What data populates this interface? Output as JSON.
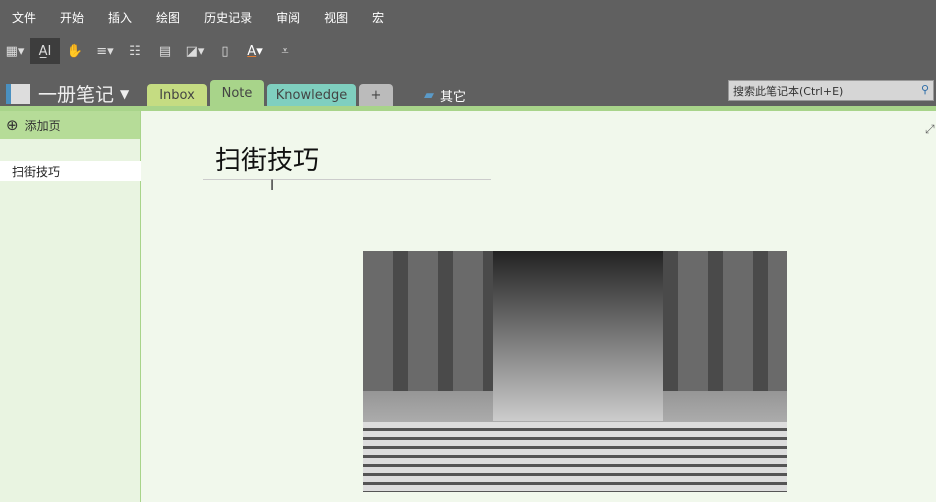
{
  "menu": [
    "文件",
    "开始",
    "插入",
    "绘图",
    "历史记录",
    "审阅",
    "视图",
    "宏"
  ],
  "notebook": {
    "name": "一册笔记"
  },
  "tabs": [
    {
      "label": "Inbox",
      "color": "#c5dc82"
    },
    {
      "label": "Note",
      "color": "#a8d48a"
    },
    {
      "label": "Knowledge",
      "color": "#7fcfbf"
    },
    {
      "label": "+",
      "color": "#bbbbbb"
    }
  ],
  "other": "其它",
  "search": {
    "placeholder": "搜索此笔记本(Ctrl+E)"
  },
  "sidebar": {
    "add_page": "添加页",
    "pages": [
      "扫街技巧"
    ]
  },
  "page": {
    "title": "扫街技巧"
  }
}
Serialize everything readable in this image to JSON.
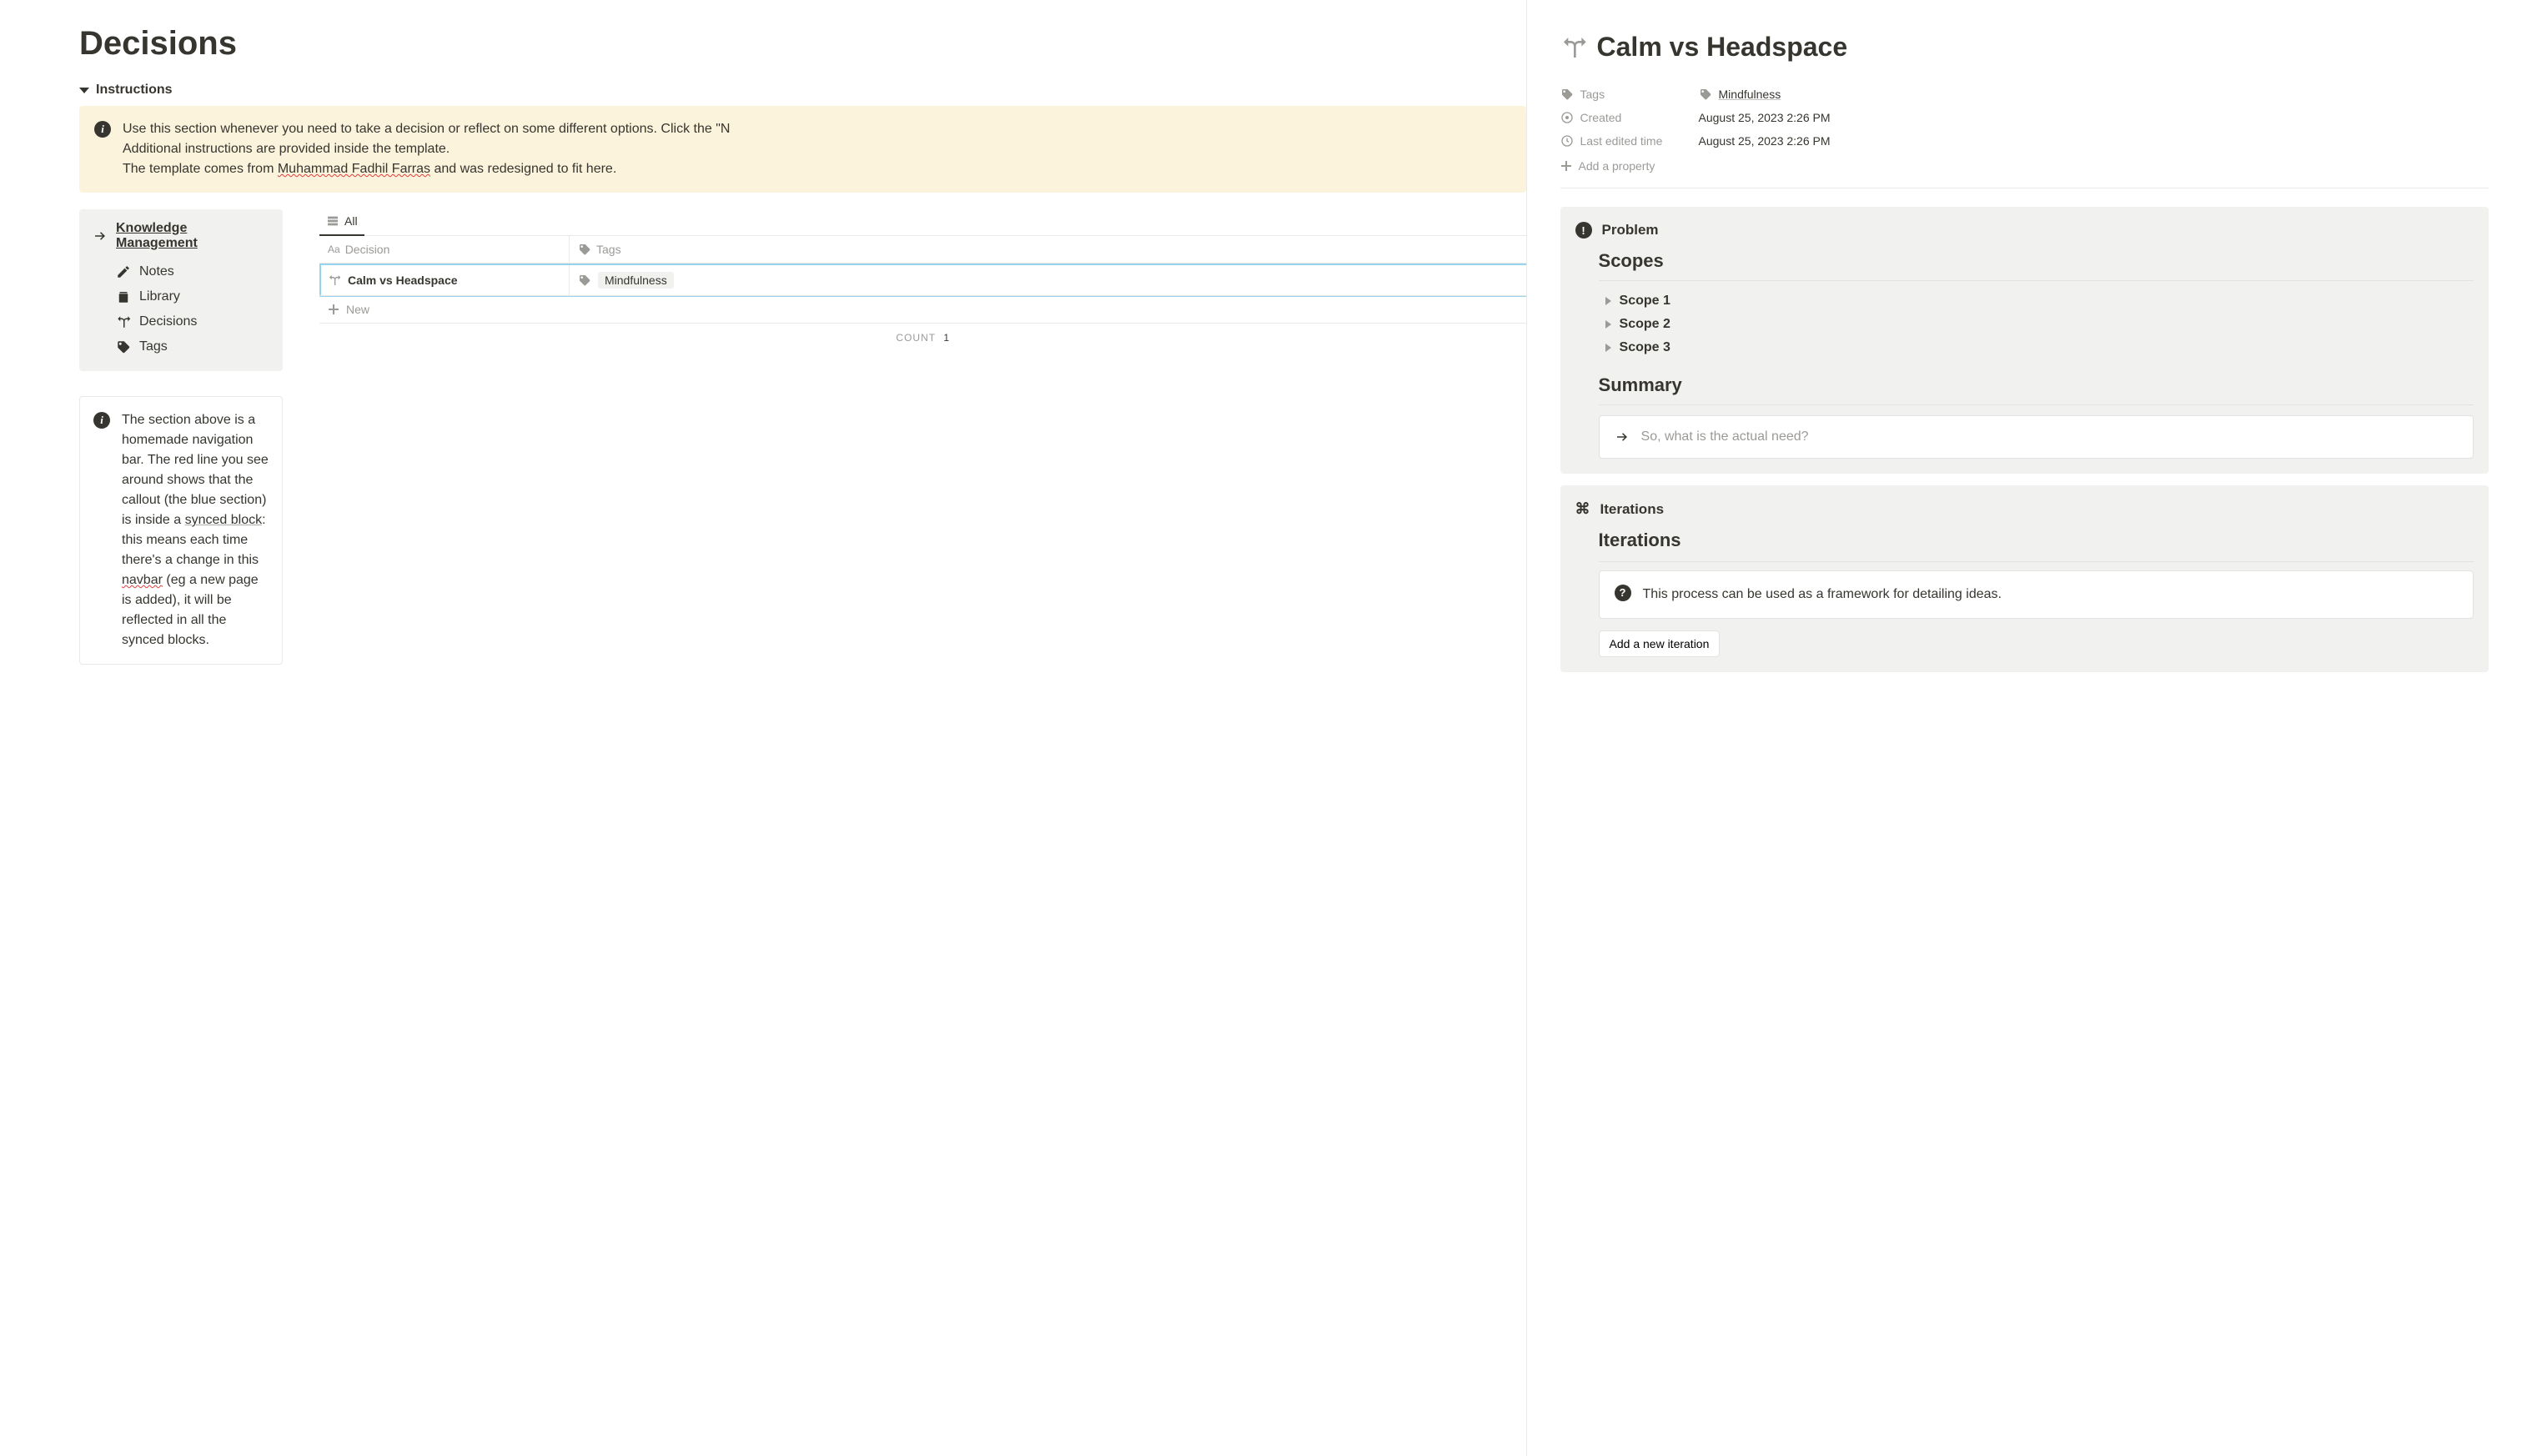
{
  "page": {
    "title": "Decisions",
    "instructions_label": "Instructions",
    "callout_line1": "Use this section whenever you need to take a decision or reflect on some different options. Click the \"N",
    "callout_line2": "Additional instructions are provided inside the template.",
    "callout_line3a": "The template comes from ",
    "callout_line3_link": "Muhammad Fadhil Farras",
    "callout_line3b": " and was redesigned to fit here."
  },
  "nav": {
    "header": "Knowledge Management",
    "items": [
      {
        "label": "Notes"
      },
      {
        "label": "Library"
      },
      {
        "label": "Decisions"
      },
      {
        "label": "Tags"
      }
    ]
  },
  "info_card": {
    "text_a": "The section above is a homemade navigation bar. The red line you see around shows that the callout (the blue section) is inside a ",
    "link": "synced block",
    "text_b": ": this means each time there's a change in this ",
    "nav_word": "navbar",
    "text_c": " (eg a new page is added), it will be reflected in all the synced blocks."
  },
  "db": {
    "view_tab": "All",
    "col_decision": "Decision",
    "col_tags": "Tags",
    "rows": [
      {
        "title": "Calm vs Headspace",
        "tag": "Mindfulness"
      }
    ],
    "new_label": "New",
    "count_label": "COUNT",
    "count_value": "1"
  },
  "detail": {
    "title": "Calm vs Headspace",
    "props": {
      "tags_label": "Tags",
      "tags_value": "Mindfulness",
      "created_label": "Created",
      "created_value": "August 25, 2023 2:26 PM",
      "edited_label": "Last edited time",
      "edited_value": "August 25, 2023 2:26 PM"
    },
    "add_property": "Add a property",
    "problem_label": "Problem",
    "scopes_heading": "Scopes",
    "scopes": [
      "Scope 1",
      "Scope 2",
      "Scope 3"
    ],
    "summary_heading": "Summary",
    "need_prompt": "So, what is the actual need?",
    "iterations_label": "Iterations",
    "iterations_heading": "Iterations",
    "iterations_text": "This process can be used as a framework for detailing ideas.",
    "add_iteration": "Add a new iteration"
  }
}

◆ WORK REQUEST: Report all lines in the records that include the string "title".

◆ SOLUTION FOR THIS TASK:
    "title": "扫街技巧"
    "title": "Decisions",
        "title": "Calm vs Headspace",
    "title": "Calm vs Headspace",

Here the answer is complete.